*** Opening of Task inputs ***

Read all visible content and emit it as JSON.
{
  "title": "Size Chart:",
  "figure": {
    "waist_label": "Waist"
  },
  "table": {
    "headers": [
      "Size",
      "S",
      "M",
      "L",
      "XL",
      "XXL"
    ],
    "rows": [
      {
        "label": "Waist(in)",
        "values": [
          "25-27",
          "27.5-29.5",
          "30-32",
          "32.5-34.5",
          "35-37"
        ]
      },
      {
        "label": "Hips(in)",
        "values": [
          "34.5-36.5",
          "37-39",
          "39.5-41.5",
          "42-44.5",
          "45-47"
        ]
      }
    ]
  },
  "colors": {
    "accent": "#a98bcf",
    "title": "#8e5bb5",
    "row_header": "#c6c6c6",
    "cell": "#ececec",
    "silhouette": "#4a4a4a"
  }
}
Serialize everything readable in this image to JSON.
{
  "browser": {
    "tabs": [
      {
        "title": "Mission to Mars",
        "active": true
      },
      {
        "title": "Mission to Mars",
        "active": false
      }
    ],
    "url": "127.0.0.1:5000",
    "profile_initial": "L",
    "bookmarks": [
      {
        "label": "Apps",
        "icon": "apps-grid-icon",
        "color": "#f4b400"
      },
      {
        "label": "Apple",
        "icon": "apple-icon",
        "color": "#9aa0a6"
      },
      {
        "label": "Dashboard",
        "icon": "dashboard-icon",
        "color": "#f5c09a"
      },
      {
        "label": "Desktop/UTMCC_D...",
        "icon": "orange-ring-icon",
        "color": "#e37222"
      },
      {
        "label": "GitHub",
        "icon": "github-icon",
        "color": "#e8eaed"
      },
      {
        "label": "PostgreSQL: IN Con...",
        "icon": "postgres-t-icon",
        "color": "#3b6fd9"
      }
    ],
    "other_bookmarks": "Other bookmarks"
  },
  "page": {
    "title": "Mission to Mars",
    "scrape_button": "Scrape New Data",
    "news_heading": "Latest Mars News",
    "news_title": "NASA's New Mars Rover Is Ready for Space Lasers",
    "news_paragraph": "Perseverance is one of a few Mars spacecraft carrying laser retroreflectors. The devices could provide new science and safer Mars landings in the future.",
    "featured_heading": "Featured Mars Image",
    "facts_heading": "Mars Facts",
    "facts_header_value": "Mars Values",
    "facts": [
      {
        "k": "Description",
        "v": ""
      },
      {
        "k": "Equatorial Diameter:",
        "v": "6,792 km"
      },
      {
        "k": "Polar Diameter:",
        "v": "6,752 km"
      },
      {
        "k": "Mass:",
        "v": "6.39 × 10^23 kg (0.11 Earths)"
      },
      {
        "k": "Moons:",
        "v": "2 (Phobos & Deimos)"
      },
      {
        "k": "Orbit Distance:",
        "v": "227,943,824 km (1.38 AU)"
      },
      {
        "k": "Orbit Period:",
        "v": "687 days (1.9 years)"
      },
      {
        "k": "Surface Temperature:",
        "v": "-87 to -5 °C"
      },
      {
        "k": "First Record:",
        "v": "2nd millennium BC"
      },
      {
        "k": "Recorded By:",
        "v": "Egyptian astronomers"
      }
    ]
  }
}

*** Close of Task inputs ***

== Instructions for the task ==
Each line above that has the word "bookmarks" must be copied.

== Written solution ==
    "bookmarks": [
    "other_bookmarks": "Other bookmarks"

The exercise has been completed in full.